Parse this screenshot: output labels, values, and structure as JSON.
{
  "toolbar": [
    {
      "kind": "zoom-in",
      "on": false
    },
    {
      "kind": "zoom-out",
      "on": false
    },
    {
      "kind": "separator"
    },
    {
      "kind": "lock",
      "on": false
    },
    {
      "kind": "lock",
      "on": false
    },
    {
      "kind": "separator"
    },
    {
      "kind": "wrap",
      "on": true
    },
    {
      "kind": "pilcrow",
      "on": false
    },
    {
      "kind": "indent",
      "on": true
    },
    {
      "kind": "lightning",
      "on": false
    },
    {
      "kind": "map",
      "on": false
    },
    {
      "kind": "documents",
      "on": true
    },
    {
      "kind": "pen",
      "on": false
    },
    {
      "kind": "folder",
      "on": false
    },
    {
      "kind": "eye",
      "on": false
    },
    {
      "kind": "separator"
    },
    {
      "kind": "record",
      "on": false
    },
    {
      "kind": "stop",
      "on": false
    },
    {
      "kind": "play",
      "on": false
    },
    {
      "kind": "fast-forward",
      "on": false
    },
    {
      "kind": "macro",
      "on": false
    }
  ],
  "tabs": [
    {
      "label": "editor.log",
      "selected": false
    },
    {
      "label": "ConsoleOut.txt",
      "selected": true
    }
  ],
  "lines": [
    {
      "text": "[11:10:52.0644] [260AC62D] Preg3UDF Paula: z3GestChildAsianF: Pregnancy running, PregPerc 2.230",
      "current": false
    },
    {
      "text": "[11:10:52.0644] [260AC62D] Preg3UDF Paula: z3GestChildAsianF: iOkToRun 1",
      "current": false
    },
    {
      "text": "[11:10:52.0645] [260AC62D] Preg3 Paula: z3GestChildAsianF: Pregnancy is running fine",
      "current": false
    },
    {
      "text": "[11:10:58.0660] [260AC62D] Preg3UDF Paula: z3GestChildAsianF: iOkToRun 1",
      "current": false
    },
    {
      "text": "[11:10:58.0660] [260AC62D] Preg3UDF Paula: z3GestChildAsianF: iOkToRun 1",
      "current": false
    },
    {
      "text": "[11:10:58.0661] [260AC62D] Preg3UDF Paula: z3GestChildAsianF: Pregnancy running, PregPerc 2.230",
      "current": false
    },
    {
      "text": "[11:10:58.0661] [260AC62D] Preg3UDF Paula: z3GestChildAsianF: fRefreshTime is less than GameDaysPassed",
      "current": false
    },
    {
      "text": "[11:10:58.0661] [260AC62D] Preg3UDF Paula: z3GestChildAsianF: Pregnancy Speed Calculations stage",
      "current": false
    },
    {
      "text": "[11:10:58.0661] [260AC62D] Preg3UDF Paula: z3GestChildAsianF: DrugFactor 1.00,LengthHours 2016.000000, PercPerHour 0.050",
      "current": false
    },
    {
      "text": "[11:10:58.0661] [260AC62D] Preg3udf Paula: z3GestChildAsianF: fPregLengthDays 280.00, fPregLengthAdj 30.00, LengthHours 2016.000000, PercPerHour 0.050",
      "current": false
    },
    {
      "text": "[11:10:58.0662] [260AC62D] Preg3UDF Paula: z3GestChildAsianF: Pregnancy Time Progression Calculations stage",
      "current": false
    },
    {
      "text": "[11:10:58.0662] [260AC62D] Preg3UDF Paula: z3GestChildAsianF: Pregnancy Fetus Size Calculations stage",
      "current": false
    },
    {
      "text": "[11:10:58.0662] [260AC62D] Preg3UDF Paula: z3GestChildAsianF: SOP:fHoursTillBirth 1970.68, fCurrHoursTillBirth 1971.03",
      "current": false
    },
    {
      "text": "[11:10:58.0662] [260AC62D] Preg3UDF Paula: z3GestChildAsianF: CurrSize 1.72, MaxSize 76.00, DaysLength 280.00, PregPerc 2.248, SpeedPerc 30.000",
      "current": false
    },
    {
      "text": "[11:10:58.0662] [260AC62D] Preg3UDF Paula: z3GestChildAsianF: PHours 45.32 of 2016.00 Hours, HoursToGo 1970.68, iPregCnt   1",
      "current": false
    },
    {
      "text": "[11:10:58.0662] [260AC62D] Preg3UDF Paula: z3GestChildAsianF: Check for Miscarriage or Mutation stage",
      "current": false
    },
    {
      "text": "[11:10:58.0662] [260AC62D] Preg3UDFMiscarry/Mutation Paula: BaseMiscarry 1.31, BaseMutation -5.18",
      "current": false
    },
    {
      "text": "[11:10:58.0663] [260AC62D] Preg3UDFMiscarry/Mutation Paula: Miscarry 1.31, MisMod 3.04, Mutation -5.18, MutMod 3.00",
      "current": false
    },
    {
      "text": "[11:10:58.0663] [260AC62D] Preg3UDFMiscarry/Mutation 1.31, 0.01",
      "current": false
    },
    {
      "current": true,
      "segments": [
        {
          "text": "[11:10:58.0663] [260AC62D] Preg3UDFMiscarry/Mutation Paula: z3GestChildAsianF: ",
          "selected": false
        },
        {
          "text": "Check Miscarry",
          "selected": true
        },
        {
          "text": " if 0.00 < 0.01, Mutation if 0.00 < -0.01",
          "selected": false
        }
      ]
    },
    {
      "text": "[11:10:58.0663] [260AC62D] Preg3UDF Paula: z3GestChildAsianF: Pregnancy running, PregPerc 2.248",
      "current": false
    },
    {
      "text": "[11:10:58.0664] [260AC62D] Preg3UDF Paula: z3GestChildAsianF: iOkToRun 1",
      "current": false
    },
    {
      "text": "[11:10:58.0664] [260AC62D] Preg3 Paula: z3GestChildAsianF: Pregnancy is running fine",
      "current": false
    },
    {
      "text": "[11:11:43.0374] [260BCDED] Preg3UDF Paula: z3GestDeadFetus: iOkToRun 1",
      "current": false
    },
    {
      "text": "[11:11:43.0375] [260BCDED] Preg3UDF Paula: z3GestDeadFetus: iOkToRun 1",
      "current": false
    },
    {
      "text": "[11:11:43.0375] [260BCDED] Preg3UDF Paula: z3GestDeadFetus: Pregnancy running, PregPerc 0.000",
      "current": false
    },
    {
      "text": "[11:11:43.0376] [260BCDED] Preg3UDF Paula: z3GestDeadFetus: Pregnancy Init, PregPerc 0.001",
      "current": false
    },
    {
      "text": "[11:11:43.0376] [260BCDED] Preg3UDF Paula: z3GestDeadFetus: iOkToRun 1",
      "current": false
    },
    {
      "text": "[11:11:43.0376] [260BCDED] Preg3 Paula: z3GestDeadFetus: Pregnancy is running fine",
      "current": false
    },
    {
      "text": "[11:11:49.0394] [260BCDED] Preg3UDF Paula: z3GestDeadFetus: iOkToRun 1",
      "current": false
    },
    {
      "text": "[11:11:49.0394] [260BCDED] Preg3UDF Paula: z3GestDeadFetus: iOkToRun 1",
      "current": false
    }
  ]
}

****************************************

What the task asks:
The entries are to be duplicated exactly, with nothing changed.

Solution to this task:
Parse this screenshot: output labels, values, and structure as JSON.
{
  "toolbar": [
    {
      "kind": "zoom-in",
      "on": false
    },
    {
      "kind": "zoom-out",
      "on": false
    },
    {
      "kind": "separator"
    },
    {
      "kind": "lock",
      "on": false
    },
    {
      "kind": "lock",
      "on": false
    },
    {
      "kind": "separator"
    },
    {
      "kind": "wrap",
      "on": true
    },
    {
      "kind": "pilcrow",
      "on": false
    },
    {
      "kind": "indent",
      "on": true
    },
    {
      "kind": "lightning",
      "on": false
    },
    {
      "kind": "map",
      "on": false
    },
    {
      "kind": "documents",
      "on": true
    },
    {
      "kind": "pen",
      "on": false
    },
    {
      "kind": "folder",
      "on": false
    },
    {
      "kind": "eye",
      "on": false
    },
    {
      "kind": "separator"
    },
    {
      "kind": "record",
      "on": false
    },
    {
      "kind": "stop",
      "on": false
    },
    {
      "kind": "play",
      "on": false
    },
    {
      "kind": "fast-forward",
      "on": false
    },
    {
      "kind": "macro",
      "on": false
    }
  ],
  "tabs": [
    {
      "label": "editor.log",
      "selected": false
    },
    {
      "label": "ConsoleOut.txt",
      "selected": true
    }
  ],
  "lines": [
    {
      "text": "[11:10:52.0644] [260AC62D] Preg3UDF Paula: z3GestChildAsianF: Pregnancy running, PregPerc 2.230",
      "current": false
    },
    {
      "text": "[11:10:52.0644] [260AC62D] Preg3UDF Paula: z3GestChildAsianF: iOkToRun 1",
      "current": false
    },
    {
      "text": "[11:10:52.0645] [260AC62D] Preg3 Paula: z3GestChildAsianF: Pregnancy is running fine",
      "current": false
    },
    {
      "text": "[11:10:58.0660] [260AC62D] Preg3UDF Paula: z3GestChildAsianF: iOkToRun 1",
      "current": false
    },
    {
      "text": "[11:10:58.0660] [260AC62D] Preg3UDF Paula: z3GestChildAsianF: iOkToRun 1",
      "current": false
    },
    {
      "text": "[11:10:58.0661] [260AC62D] Preg3UDF Paula: z3GestChildAsianF: Pregnancy running, PregPerc 2.230",
      "current": false
    },
    {
      "text": "[11:10:58.0661] [260AC62D] Preg3UDF Paula: z3GestChildAsianF: fRefreshTime is less than GameDaysPassed",
      "current": false
    },
    {
      "text": "[11:10:58.0661] [260AC62D] Preg3UDF Paula: z3GestChildAsianF: Pregnancy Speed Calculations stage",
      "current": false
    },
    {
      "text": "[11:10:58.0661] [260AC62D] Preg3UDF Paula: z3GestChildAsianF: DrugFactor 1.00,LengthHours 2016.000000, PercPerHour 0.050",
      "current": false
    },
    {
      "text": "[11:10:58.0661] [260AC62D] Preg3udf Paula: z3GestChildAsianF: fPregLengthDays 280.00, fPregLengthAdj 30.00, LengthHours 2016.000000, PercPerHour 0.050",
      "current": false
    },
    {
      "text": "[11:10:58.0662] [260AC62D] Preg3UDF Paula: z3GestChildAsianF: Pregnancy Time Progression Calculations stage",
      "current": false
    },
    {
      "text": "[11:10:58.0662] [260AC62D] Preg3UDF Paula: z3GestChildAsianF: Pregnancy Fetus Size Calculations stage",
      "current": false
    },
    {
      "text": "[11:10:58.0662] [260AC62D] Preg3UDF Paula: z3GestChildAsianF: SOP:fHoursTillBirth 1970.68, fCurrHoursTillBirth 1971.03",
      "current": false
    },
    {
      "text": "[11:10:58.0662] [260AC62D] Preg3UDF Paula: z3GestChildAsianF: CurrSize 1.72, MaxSize 76.00, DaysLength 280.00, PregPerc 2.248, SpeedPerc 30.000",
      "current": false
    },
    {
      "text": "[11:10:58.0662] [260AC62D] Preg3UDF Paula: z3GestChildAsianF: PHours 45.32 of 2016.00 Hours, HoursToGo 1970.68, iPregCnt   1",
      "current": false
    },
    {
      "text": "[11:10:58.0662] [260AC62D] Preg3UDF Paula: z3GestChildAsianF: Check for Miscarriage or Mutation stage",
      "current": false
    },
    {
      "text": "[11:10:58.0662] [260AC62D] Preg3UDFMiscarry/Mutation Paula: BaseMiscarry 1.31, BaseMutation -5.18",
      "current": false
    },
    {
      "text": "[11:10:58.0663] [260AC62D] Preg3UDFMiscarry/Mutation Paula: Miscarry 1.31, MisMod 3.04, Mutation -5.18, MutMod 3.00",
      "current": false
    },
    {
      "text": "[11:10:58.0663] [260AC62D] Preg3UDFMiscarry/Mutation 1.31, 0.01",
      "current": false
    },
    {
      "current": true,
      "segments": [
        {
          "text": "[11:10:58.0663] [260AC62D] Preg3UDFMiscarry/Mutation Paula: z3GestChildAsianF: ",
          "selected": false
        },
        {
          "text": "Check Miscarry",
          "selected": true
        },
        {
          "text": " if 0.00 < 0.01, Mutation if 0.00 < -0.01",
          "selected": false
        }
      ]
    },
    {
      "text": "[11:10:58.0663] [260AC62D] Preg3UDF Paula: z3GestChildAsianF: Pregnancy running, PregPerc 2.248",
      "current": false
    },
    {
      "text": "[11:10:58.0664] [260AC62D] Preg3UDF Paula: z3GestChildAsianF: iOkToRun 1",
      "current": false
    },
    {
      "text": "[11:10:58.0664] [260AC62D] Preg3 Paula: z3GestChildAsianF: Pregnancy is running fine",
      "current": false
    },
    {
      "text": "[11:11:43.0374] [260BCDED] Preg3UDF Paula: z3GestDeadFetus: iOkToRun 1",
      "current": false
    },
    {
      "text": "[11:11:43.0375] [260BCDED] Preg3UDF Paula: z3GestDeadFetus: iOkToRun 1",
      "current": false
    },
    {
      "text": "[11:11:43.0375] [260BCDED] Preg3UDF Paula: z3GestDeadFetus: Pregnancy running, PregPerc 0.000",
      "current": false
    },
    {
      "text": "[11:11:43.0376] [260BCDED] Preg3UDF Paula: z3GestDeadFetus: Pregnancy Init, PregPerc 0.001",
      "current": false
    },
    {
      "text": "[11:11:43.0376] [260BCDED] Preg3UDF Paula: z3GestDeadFetus: iOkToRun 1",
      "current": false
    },
    {
      "text": "[11:11:43.0376] [260BCDED] Preg3 Paula: z3GestDeadFetus: Pregnancy is running fine",
      "current": false
    },
    {
      "text": "[11:11:49.0394] [260BCDED] Preg3UDF Paula: z3GestDeadFetus: iOkToRun 1",
      "current": false
    },
    {
      "text": "[11:11:49.0394] [260BCDED] Preg3UDF Paula: z3GestDeadFetus: iOkToRun 1",
      "current": false
    }
  ]
}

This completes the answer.